A major milestone was achieved in January 1999 when number 20 passed its in steam boiler examination and made its first journey on the Lakeside & Haverthwaite Railway in Cumbria, its new home. It was formally re-launched into service at a ceremony at Haverthwaite station on 20th April 1999.
20 is owned by the Furness Railway Trust. This trust is a Registered Charity, based in North West England. Originally based at the Lakeside and Haverthwaite Railway in Cumbria, it is now based in Preston at the Ribble Steam Railway.
The Furness Railway Trust is converting to a new type of body called a Charitable Incorporated Organisation. The new CIO has been registered with the Charity Commission and the next step is to move the charitable activities over from the old FRT to the new.
Number 20 was at Locomotion, the National Railway Museum at Shildon, where it spent much of the five years there being steamed on a regular basis. It has also performed on a number of heritage lines as well as at its base on the Ribble Steam Railway. It is the oldest operating standard gauge steam locomotive in Britain.
In May 2018 the locomotive made its last appearance at Shilden before returning to the Ribble Steam Railway for the remaining period of its boiler certificate.
It was taken out of service in July 2018 for overhaul.
The boiler was lifted off the frames in October 2018 before being prepared for non-destructive testing.
In April 2020 it was reported that the boiler was undergoing out of frames hydraulic testing.
As part of the overhaul the locomotive has been fitted with a new set of springs as the previous springs were designed to be used when the No 20 was running as a tank engine. The old springs were firmer to cover the additional weight of the water tanks.
In December 2020 it was reported that the boiler had been successfully tested out of the frames in the previous month. The boiler was then lifted back onto the frames two days later.

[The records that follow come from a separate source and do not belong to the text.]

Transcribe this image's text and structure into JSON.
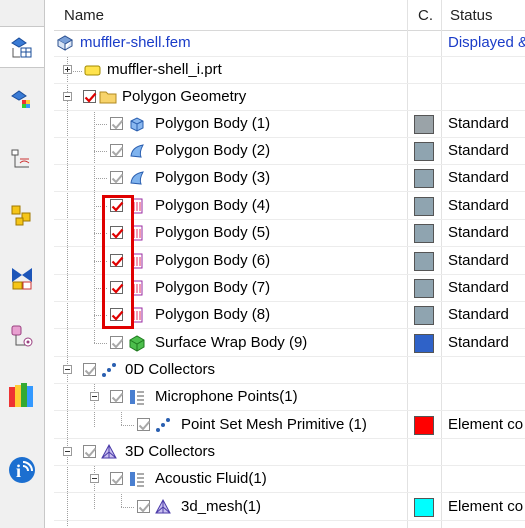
{
  "header": {
    "name": "Name",
    "c": "C.",
    "status": "Status"
  },
  "sidebar": [
    "simulation-navigator-icon",
    "simulation-file-view-icon",
    "roles-icon",
    "part-navigator-icon",
    "constraints-icon",
    "assembly-navigator-icon",
    "history-icon",
    "help-icon"
  ],
  "rows": [
    {
      "label": "muffler-shell.fem",
      "status": "Displayed &",
      "link": true
    },
    {
      "label": "muffler-shell_i.prt"
    },
    {
      "label": "Polygon Geometry"
    },
    {
      "label": "Polygon Body (1)",
      "status": "Standard",
      "color": "#9aa3a8"
    },
    {
      "label": "Polygon Body (2)",
      "status": "Standard",
      "color": "#8fa4b0"
    },
    {
      "label": "Polygon Body (3)",
      "status": "Standard",
      "color": "#8fa4b0"
    },
    {
      "label": "Polygon Body (4)",
      "status": "Standard",
      "color": "#8fa4b0"
    },
    {
      "label": "Polygon Body (5)",
      "status": "Standard",
      "color": "#8fa4b0"
    },
    {
      "label": "Polygon Body (6)",
      "status": "Standard",
      "color": "#8fa4b0"
    },
    {
      "label": "Polygon Body (7)",
      "status": "Standard",
      "color": "#8fa4b0"
    },
    {
      "label": "Polygon Body (8)",
      "status": "Standard",
      "color": "#8fa4b0"
    },
    {
      "label": "Surface Wrap Body (9)",
      "status": "Standard",
      "color": "#2f62c8"
    },
    {
      "label": "0D Collectors"
    },
    {
      "label": "Microphone Points(1)"
    },
    {
      "label": "Point Set Mesh Primitive (1)",
      "status": "Element co",
      "color": "#ff0000"
    },
    {
      "label": "3D Collectors"
    },
    {
      "label": "Acoustic Fluid(1)"
    },
    {
      "label": "3d_mesh(1)",
      "status": "Element co",
      "color": "#00ffff"
    }
  ]
}
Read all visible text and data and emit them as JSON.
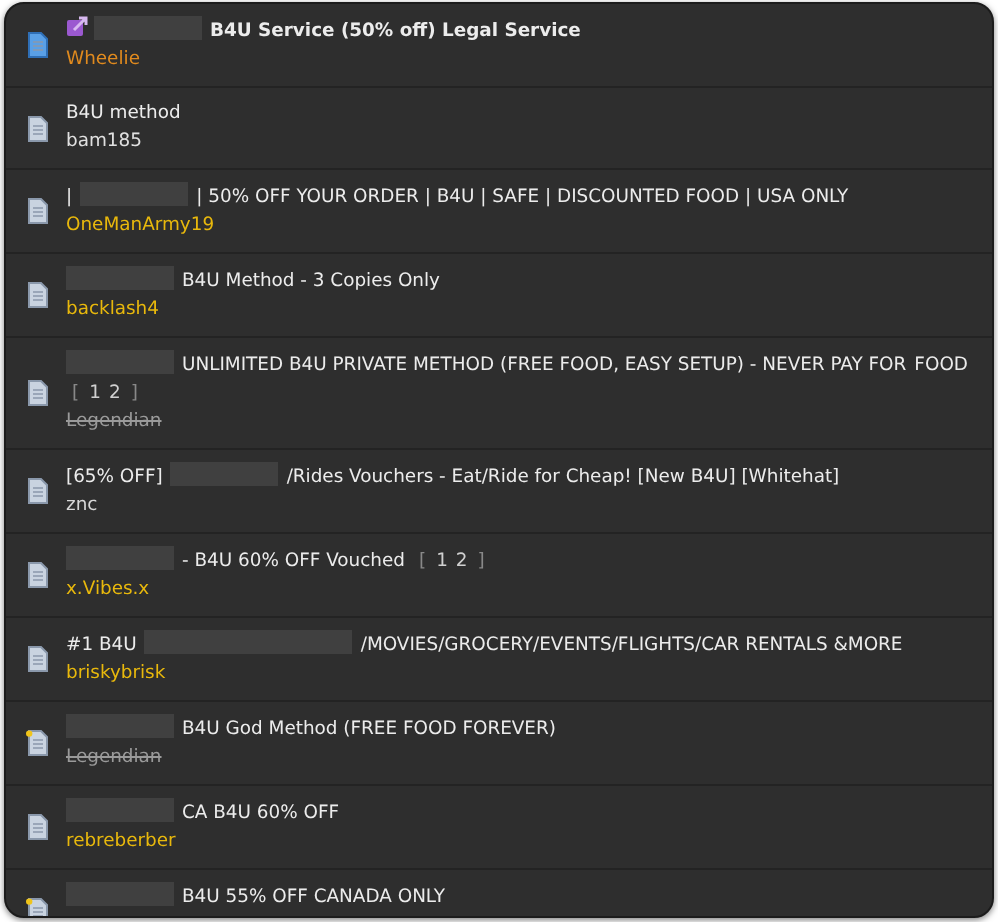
{
  "threads": [
    {
      "unread": true,
      "posted": false,
      "moved": true,
      "bold": true,
      "author": {
        "name": "Wheelie",
        "color": "#e08a1e",
        "banned": false
      },
      "title_parts": [
        {
          "kind": "redacted"
        },
        {
          "kind": "text",
          "text": "B4U Service (50% off) Legal Service"
        }
      ]
    },
    {
      "unread": false,
      "posted": false,
      "moved": false,
      "bold": false,
      "author": {
        "name": "bam185",
        "color": "#e0e0e0",
        "banned": false
      },
      "title_parts": [
        {
          "kind": "text",
          "text": "B4U method"
        }
      ]
    },
    {
      "unread": false,
      "posted": false,
      "moved": false,
      "bold": false,
      "author": {
        "name": "OneManArmy19",
        "color": "#e8b80c",
        "banned": false
      },
      "title_parts": [
        {
          "kind": "text",
          "text": "|"
        },
        {
          "kind": "redacted"
        },
        {
          "kind": "text",
          "text": "| 50% OFF YOUR ORDER | B4U | SAFE | DISCOUNTED FOOD | USA ONLY"
        }
      ]
    },
    {
      "unread": false,
      "posted": false,
      "moved": false,
      "bold": false,
      "author": {
        "name": "backlash4",
        "color": "#e8b80c",
        "banned": false
      },
      "title_parts": [
        {
          "kind": "redacted"
        },
        {
          "kind": "text",
          "text": "B4U Method - 3 Copies Only"
        }
      ]
    },
    {
      "unread": false,
      "posted": false,
      "moved": false,
      "bold": false,
      "author": {
        "name": "Legendian",
        "color": "#9a9a9a",
        "banned": true
      },
      "title_parts": [
        {
          "kind": "redacted"
        },
        {
          "kind": "text",
          "text": "UNLIMITED B4U PRIVATE METHOD (FREE FOOD, EASY SETUP) - NEVER PAY FOR"
        },
        {
          "kind": "text",
          "text": "FOOD"
        },
        {
          "kind": "bracket",
          "text": "["
        },
        {
          "kind": "page",
          "text": "1"
        },
        {
          "kind": "page",
          "text": "2"
        },
        {
          "kind": "bracket",
          "text": "]"
        }
      ]
    },
    {
      "unread": false,
      "posted": false,
      "moved": false,
      "bold": false,
      "author": {
        "name": "znc",
        "color": "#d8d8d8",
        "banned": false
      },
      "title_parts": [
        {
          "kind": "text",
          "text": "[65% OFF]"
        },
        {
          "kind": "redacted"
        },
        {
          "kind": "text",
          "text": "/Rides Vouchers - Eat/Ride for Cheap! [New B4U] [Whitehat]"
        }
      ]
    },
    {
      "unread": false,
      "posted": false,
      "moved": false,
      "bold": false,
      "author": {
        "name": "x.Vibes.x",
        "color": "#e8b80c",
        "banned": false
      },
      "title_parts": [
        {
          "kind": "redacted"
        },
        {
          "kind": "text",
          "text": "- B4U 60% OFF Vouched"
        },
        {
          "kind": "bracket",
          "text": "["
        },
        {
          "kind": "page",
          "text": "1"
        },
        {
          "kind": "page",
          "text": "2"
        },
        {
          "kind": "bracket",
          "text": "]"
        }
      ]
    },
    {
      "unread": false,
      "posted": false,
      "moved": false,
      "bold": false,
      "author": {
        "name": "briskybrisk",
        "color": "#e8b80c",
        "banned": false
      },
      "title_parts": [
        {
          "kind": "text",
          "text": "#1 B4U"
        },
        {
          "kind": "redacted_wide"
        },
        {
          "kind": "text",
          "text": "/MOVIES/GROCERY/EVENTS/FLIGHTS/CAR RENTALS &MORE"
        }
      ]
    },
    {
      "unread": false,
      "posted": true,
      "moved": false,
      "bold": false,
      "author": {
        "name": "Legendian",
        "color": "#9a9a9a",
        "banned": true
      },
      "title_parts": [
        {
          "kind": "redacted"
        },
        {
          "kind": "text",
          "text": "B4U God Method (FREE FOOD FOREVER)"
        }
      ]
    },
    {
      "unread": false,
      "posted": false,
      "moved": false,
      "bold": false,
      "author": {
        "name": "rebreberber",
        "color": "#e8b80c",
        "banned": false
      },
      "title_parts": [
        {
          "kind": "redacted"
        },
        {
          "kind": "text",
          "text": "CA B4U 60% OFF"
        }
      ]
    },
    {
      "unread": false,
      "posted": true,
      "moved": false,
      "bold": false,
      "title_parts": [
        {
          "kind": "redacted"
        },
        {
          "kind": "text",
          "text": "B4U 55% OFF CANADA ONLY"
        }
      ]
    }
  ]
}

|Home Base||Current Status||Owner|
|Ribble Steam Railway||Under overhaul||Furness Railway Trust